I just read a piece in Food 52, about Princess Pamela, her mysterious disappearance and reissue of her cookbook. It cast me back to East Village days. In 1991 or 1992, my sister and I lived in the same building as Princess Pamela's restaurant, 1st St and 1st Ave. We literally lived above the back of the restaurant, in the walkup on the 2nd floor, rear apartment. My sister could hear the music in her room at night, through the wooden floor. I was under the impression that Princess Pamela's husband or ex-husband played the bass and that it was his quartet that played nightly or whenever. It was haphazard but seemed a world of its own which I did not understand and facts were optional and seemed to carry pain. This is not necessarily hard to find in NYC, but usually it is avoidance of facts. She did not seem to want anyone to know where she came from like precisely, and was adamant without having to say it. Her body language and eyes were so cold and hot at the same time. I did not really need the info, I was just "being friendly" but she seemed to take questions one would ask as prying. I had seen this in people much older than myself and I understood it must mean something I did not understand and was bound to make more mistakes and hurt her. So I stopped asking. For a while it was tough to get into my apartment because she would be out there asking us to come to the restaurant. I would go home later and later. I didn't have money to eat at her restaurant as it would be $20 each time (cash, like most of NYC) and I could seldom do that. I was not making much money. She didn't have a menu, she would just tell you what was being made by Ada who seemed to be under her control (it was a bit hard to watch) and then at the end of the meal she would tell you what you owed her for dinner. I didn't have that luxury. I had originally gone to the restaurant a few years before when she opened in that spot, because a friend, while we were in college nearby, knew about the place and got a group of friends together to go a couple of times. I remember in one gathering, someone had brought Princess Pamela a "throne"! It was a chair that they had crafted which looked kind of "royal", decorated with red fabric and gold trim. She sat in it a bit. Definitely Princess. It was a perfect fit for her. The food was good, it was the first Southern food of its kind I had ever had, as I grew up in the north and knew nothing of Southern food really, except stereotypes and other "Southern" food in NYC. I would never describe it as a happy place, but there was a magic spell to it and I was never sure if it was good magic or bad magic. I was not a perfect fit for it. It does not surprise me that no one can seem to find out what happened to her after it closed in 1998 -- But she was one of the characters that make NYC magical, good or bad and I hope she and Ada and the band members were able to find peace in their own ways.
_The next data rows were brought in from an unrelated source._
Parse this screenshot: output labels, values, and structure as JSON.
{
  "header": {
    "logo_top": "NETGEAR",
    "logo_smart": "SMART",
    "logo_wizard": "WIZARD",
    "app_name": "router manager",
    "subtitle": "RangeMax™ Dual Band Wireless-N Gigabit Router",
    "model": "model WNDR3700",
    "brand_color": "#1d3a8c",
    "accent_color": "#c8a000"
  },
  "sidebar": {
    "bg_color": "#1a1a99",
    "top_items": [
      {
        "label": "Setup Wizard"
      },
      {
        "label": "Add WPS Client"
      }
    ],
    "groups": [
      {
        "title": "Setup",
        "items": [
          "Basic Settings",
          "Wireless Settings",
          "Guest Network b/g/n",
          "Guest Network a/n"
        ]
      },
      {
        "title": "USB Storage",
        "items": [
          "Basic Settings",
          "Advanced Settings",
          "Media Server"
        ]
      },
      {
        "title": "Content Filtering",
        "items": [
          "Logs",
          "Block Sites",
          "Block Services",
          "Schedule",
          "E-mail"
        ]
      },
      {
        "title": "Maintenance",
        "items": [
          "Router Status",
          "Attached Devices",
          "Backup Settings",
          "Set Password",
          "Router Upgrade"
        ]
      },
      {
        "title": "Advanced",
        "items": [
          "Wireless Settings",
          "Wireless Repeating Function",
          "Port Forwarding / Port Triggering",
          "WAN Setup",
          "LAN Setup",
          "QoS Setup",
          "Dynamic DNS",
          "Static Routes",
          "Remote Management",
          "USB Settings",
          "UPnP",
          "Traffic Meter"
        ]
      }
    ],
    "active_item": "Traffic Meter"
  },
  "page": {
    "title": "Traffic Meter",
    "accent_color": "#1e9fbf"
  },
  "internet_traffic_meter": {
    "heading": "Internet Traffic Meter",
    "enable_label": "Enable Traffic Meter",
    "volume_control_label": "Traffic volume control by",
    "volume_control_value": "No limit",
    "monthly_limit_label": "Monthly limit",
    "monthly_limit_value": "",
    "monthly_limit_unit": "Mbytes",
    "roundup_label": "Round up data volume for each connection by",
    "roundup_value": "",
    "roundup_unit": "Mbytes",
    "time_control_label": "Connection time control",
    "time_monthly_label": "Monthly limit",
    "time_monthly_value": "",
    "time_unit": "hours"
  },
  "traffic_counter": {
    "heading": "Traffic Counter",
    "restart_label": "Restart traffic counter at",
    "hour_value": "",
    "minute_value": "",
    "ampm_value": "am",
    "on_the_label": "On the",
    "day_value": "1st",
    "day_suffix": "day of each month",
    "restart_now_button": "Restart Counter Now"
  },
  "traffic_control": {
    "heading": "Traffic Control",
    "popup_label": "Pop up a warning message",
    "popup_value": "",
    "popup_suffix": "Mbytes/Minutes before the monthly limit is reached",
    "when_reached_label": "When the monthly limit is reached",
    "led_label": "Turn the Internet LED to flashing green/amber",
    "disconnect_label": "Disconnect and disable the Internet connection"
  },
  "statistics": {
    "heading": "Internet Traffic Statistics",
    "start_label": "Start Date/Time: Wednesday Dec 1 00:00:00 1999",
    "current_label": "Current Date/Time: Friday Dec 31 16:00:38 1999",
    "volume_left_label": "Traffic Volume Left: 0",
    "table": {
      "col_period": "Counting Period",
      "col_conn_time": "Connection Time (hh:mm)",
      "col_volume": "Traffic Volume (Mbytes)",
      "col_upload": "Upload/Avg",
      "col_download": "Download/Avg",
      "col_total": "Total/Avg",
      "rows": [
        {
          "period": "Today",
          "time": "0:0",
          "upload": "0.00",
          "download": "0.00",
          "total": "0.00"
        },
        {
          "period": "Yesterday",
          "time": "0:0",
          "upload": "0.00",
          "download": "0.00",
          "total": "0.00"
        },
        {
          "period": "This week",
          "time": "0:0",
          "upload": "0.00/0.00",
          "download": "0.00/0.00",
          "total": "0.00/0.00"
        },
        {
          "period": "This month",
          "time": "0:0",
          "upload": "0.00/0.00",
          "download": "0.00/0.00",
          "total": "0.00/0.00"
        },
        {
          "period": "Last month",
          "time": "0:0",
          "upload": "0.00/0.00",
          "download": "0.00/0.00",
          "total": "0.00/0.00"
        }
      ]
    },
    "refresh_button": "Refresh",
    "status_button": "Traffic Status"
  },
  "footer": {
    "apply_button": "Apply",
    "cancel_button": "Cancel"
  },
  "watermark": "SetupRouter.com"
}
Donna Joyce is a writes and posts somewhat regularly at https://email@example.com. She is a big time fan of Life in 10 Minutes <3